EXERCISE PROMPT —
Go through the entries and copy every one exactly.

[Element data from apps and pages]
++++++++
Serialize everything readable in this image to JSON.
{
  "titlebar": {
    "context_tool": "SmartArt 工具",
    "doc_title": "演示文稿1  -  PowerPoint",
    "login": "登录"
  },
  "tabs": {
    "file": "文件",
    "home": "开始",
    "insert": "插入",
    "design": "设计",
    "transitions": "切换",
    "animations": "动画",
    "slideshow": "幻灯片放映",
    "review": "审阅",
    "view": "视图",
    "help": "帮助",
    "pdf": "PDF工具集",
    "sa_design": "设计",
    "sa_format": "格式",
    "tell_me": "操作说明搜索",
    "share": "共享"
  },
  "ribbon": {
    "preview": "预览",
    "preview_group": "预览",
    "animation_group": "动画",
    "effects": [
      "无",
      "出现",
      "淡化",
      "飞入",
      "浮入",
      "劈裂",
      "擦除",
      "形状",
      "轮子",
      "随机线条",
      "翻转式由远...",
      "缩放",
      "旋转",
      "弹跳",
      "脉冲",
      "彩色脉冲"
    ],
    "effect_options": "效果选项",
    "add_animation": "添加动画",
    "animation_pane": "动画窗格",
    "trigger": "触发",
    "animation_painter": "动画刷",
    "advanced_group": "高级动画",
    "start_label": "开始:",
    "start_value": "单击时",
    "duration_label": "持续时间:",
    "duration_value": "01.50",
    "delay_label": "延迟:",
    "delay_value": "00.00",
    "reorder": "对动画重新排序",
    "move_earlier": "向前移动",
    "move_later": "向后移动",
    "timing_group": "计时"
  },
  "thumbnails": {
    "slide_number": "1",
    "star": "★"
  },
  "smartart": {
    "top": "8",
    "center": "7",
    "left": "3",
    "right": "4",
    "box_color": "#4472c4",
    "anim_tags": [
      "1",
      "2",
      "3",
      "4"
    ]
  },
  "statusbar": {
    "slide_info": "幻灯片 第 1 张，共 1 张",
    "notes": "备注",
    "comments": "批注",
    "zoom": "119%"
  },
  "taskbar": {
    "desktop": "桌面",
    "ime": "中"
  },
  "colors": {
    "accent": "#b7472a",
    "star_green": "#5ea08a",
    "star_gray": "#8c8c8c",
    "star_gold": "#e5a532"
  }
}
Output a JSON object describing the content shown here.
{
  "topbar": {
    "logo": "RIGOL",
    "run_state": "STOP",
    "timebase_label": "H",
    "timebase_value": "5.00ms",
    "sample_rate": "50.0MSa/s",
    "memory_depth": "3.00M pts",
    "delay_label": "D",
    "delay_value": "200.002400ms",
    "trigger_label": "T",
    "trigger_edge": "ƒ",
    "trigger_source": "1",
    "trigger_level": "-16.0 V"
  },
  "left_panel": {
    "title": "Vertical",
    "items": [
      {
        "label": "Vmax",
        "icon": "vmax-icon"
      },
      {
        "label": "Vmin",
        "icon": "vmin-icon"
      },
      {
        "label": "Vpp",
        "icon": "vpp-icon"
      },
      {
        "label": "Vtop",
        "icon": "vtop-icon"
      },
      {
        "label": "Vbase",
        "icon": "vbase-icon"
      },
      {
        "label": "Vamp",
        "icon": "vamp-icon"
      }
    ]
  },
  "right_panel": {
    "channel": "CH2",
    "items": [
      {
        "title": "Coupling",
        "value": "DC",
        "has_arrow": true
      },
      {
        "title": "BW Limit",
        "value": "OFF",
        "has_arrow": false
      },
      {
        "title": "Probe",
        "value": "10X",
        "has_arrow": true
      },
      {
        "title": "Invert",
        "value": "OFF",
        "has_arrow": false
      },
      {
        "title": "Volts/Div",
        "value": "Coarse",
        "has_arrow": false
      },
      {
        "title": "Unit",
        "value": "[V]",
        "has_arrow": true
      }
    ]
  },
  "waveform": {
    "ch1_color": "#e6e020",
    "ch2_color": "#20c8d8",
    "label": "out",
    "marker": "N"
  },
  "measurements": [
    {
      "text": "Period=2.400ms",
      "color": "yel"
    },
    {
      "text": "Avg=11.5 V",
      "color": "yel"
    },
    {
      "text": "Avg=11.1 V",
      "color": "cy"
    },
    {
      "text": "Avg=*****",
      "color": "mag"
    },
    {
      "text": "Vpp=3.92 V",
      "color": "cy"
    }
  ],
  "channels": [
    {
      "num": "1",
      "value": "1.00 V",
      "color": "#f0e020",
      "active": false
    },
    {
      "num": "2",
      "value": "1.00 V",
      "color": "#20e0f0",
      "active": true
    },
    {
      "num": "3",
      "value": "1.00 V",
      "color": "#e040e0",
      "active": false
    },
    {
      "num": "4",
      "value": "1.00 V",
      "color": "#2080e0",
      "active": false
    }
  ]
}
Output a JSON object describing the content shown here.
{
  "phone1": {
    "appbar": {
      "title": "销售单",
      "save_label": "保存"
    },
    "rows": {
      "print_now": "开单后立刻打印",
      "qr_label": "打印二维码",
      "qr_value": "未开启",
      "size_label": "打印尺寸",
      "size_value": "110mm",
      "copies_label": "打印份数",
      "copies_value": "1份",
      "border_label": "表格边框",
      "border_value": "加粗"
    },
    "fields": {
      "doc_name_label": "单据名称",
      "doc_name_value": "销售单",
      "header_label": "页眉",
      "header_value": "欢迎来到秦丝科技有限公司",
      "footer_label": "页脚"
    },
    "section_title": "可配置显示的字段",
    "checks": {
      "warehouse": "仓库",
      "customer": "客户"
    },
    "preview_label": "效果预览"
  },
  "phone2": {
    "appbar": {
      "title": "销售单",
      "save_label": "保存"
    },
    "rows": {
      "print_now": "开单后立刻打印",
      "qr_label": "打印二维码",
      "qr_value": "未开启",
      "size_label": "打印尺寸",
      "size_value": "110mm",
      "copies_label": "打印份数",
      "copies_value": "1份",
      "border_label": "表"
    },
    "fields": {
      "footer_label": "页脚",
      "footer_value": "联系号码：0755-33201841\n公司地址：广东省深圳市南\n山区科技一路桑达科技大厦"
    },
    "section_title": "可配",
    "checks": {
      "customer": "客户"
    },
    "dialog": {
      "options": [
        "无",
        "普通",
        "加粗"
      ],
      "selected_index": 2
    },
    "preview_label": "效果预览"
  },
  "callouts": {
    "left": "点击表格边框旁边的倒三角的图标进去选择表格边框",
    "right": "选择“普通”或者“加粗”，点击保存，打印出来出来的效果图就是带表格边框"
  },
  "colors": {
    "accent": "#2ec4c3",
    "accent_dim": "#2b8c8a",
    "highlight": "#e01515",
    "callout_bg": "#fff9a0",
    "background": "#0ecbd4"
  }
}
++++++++
RESULT OF THE TASK —
Serialize everything readable in this image to JSON.
{
  "titlebar": {
    "context_tool": "SmartArt 工具",
    "doc_title": "演示文稿1  -  PowerPoint",
    "login": "登录"
  },
  "tabs": {
    "file": "文件",
    "home": "开始",
    "insert": "插入",
    "design": "设计",
    "transitions": "切换",
    "animations": "动画",
    "slideshow": "幻灯片放映",
    "review": "审阅",
    "view": "视图",
    "help": "帮助",
    "pdf": "PDF工具集",
    "sa_design": "设计",
    "sa_format": "格式",
    "tell_me": "操作说明搜索",
    "share": "共享"
  },
  "ribbon": {
    "preview": "预览",
    "preview_group": "预览",
    "animation_group": "动画",
    "effects": [
      "无",
      "出现",
      "淡化",
      "飞入",
      "浮入",
      "劈裂",
      "擦除",
      "形状",
      "轮子",
      "随机线条",
      "翻转式由远...",
      "缩放",
      "旋转",
      "弹跳",
      "脉冲",
      "彩色脉冲"
    ],
    "effect_options": "效果选项",
    "add_animation": "添加动画",
    "animation_pane": "动画窗格",
    "trigger": "触发",
    "animation_painter": "动画刷",
    "advanced_group": "高级动画",
    "start_label": "开始:",
    "start_value": "单击时",
    "duration_label": "持续时间:",
    "duration_value": "01.50",
    "delay_label": "延迟:",
    "delay_value": "00.00",
    "reorder": "对动画重新排序",
    "move_earlier": "向前移动",
    "move_later": "向后移动",
    "timing_group": "计时"
  },
  "thumbnails": {
    "slide_number": "1",
    "star": "★"
  },
  "smartart": {
    "top": "8",
    "center": "7",
    "left": "3",
    "right": "4",
    "box_color": "#4472c4",
    "anim_tags": [
      "1",
      "2",
      "3",
      "4"
    ]
  },
  "statusbar": {
    "slide_info": "幻灯片 第 1 张，共 1 张",
    "notes": "备注",
    "comments": "批注",
    "zoom": "119%"
  },
  "taskbar": {
    "desktop": "桌面",
    "ime": "中"
  },
  "colors": {
    "accent": "#b7472a",
    "star_green": "#5ea08a",
    "star_gray": "#8c8c8c",
    "star_gold": "#e5a532"
  }
}
Output a JSON object describing the content shown here.
{
  "topbar": {
    "logo": "RIGOL",
    "run_state": "STOP",
    "timebase_label": "H",
    "timebase_value": "5.00ms",
    "sample_rate": "50.0MSa/s",
    "memory_depth": "3.00M pts",
    "delay_label": "D",
    "delay_value": "200.002400ms",
    "trigger_label": "T",
    "trigger_edge": "ƒ",
    "trigger_source": "1",
    "trigger_level": "-16.0 V"
  },
  "left_panel": {
    "title": "Vertical",
    "items": [
      {
        "label": "Vmax",
        "icon": "vmax-icon"
      },
      {
        "label": "Vmin",
        "icon": "vmin-icon"
      },
      {
        "label": "Vpp",
        "icon": "vpp-icon"
      },
      {
        "label": "Vtop",
        "icon": "vtop-icon"
      },
      {
        "label": "Vbase",
        "icon": "vbase-icon"
      },
      {
        "label": "Vamp",
        "icon": "vamp-icon"
      }
    ]
  },
  "right_panel": {
    "channel": "CH2",
    "items": [
      {
        "title": "Coupling",
        "value": "DC",
        "has_arrow": true
      },
      {
        "title": "BW Limit",
        "value": "OFF",
        "has_arrow": false
      },
      {
        "title": "Probe",
        "value": "10X",
        "has_arrow": true
      },
      {
        "title": "Invert",
        "value": "OFF",
        "has_arrow": false
      },
      {
        "title": "Volts/Div",
        "value": "Coarse",
        "has_arrow": false
      },
      {
        "title": "Unit",
        "value": "[V]",
        "has_arrow": true
      }
    ]
  },
  "waveform": {
    "ch1_color": "#e6e020",
    "ch2_color": "#20c8d8",
    "label": "out",
    "marker": "N"
  },
  "measurements": [
    {
      "text": "Period=2.400ms",
      "color": "yel"
    },
    {
      "text": "Avg=11.5 V",
      "color": "yel"
    },
    {
      "text": "Avg=11.1 V",
      "color": "cy"
    },
    {
      "text": "Avg=*****",
      "color": "mag"
    },
    {
      "text": "Vpp=3.92 V",
      "color": "cy"
    }
  ],
  "channels": [
    {
      "num": "1",
      "value": "1.00 V",
      "color": "#f0e020",
      "active": false
    },
    {
      "num": "2",
      "value": "1.00 V",
      "color": "#20e0f0",
      "active": true
    },
    {
      "num": "3",
      "value": "1.00 V",
      "color": "#e040e0",
      "active": false
    },
    {
      "num": "4",
      "value": "1.00 V",
      "color": "#2080e0",
      "active": false
    }
  ]
}
Output a JSON object describing the content shown here.
{
  "phone1": {
    "appbar": {
      "title": "销售单",
      "save_label": "保存"
    },
    "rows": {
      "print_now": "开单后立刻打印",
      "qr_label": "打印二维码",
      "qr_value": "未开启",
      "size_label": "打印尺寸",
      "size_value": "110mm",
      "copies_label": "打印份数",
      "copies_value": "1份",
      "border_label": "表格边框",
      "border_value": "加粗"
    },
    "fields": {
      "doc_name_label": "单据名称",
      "doc_name_value": "销售单",
      "header_label": "页眉",
      "header_value": "欢迎来到秦丝科技有限公司",
      "footer_label": "页脚"
    },
    "section_title": "可配置显示的字段",
    "checks": {
      "warehouse": "仓库",
      "customer": "客户"
    },
    "preview_label": "效果预览"
  },
  "phone2": {
    "appbar": {
      "title": "销售单",
      "save_label": "保存"
    },
    "rows": {
      "print_now": "开单后立刻打印",
      "qr_label": "打印二维码",
      "qr_value": "未开启",
      "size_label": "打印尺寸",
      "size_value": "110mm",
      "copies_label": "打印份数",
      "copies_value": "1份",
      "border_label": "表"
    },
    "fields": {
      "footer_label": "页脚",
      "footer_value": "联系号码：0755-33201841\n公司地址：广东省深圳市南\n山区科技一路桑达科技大厦"
    },
    "section_title": "可配",
    "checks": {
      "customer": "客户"
    },
    "dialog": {
      "options": [
        "无",
        "普通",
        "加粗"
      ],
      "selected_index": 2
    },
    "preview_label": "效果预览"
  },
  "callouts": {
    "left": "点击表格边框旁边的倒三角的图标进去选择表格边框",
    "right": "选择“普通”或者“加粗”，点击保存，打印出来出来的效果图就是带表格边框"
  },
  "colors": {
    "accent": "#2ec4c3",
    "accent_dim": "#2b8c8a",
    "highlight": "#e01515",
    "callout_bg": "#fff9a0",
    "background": "#0ecbd4"
  }
}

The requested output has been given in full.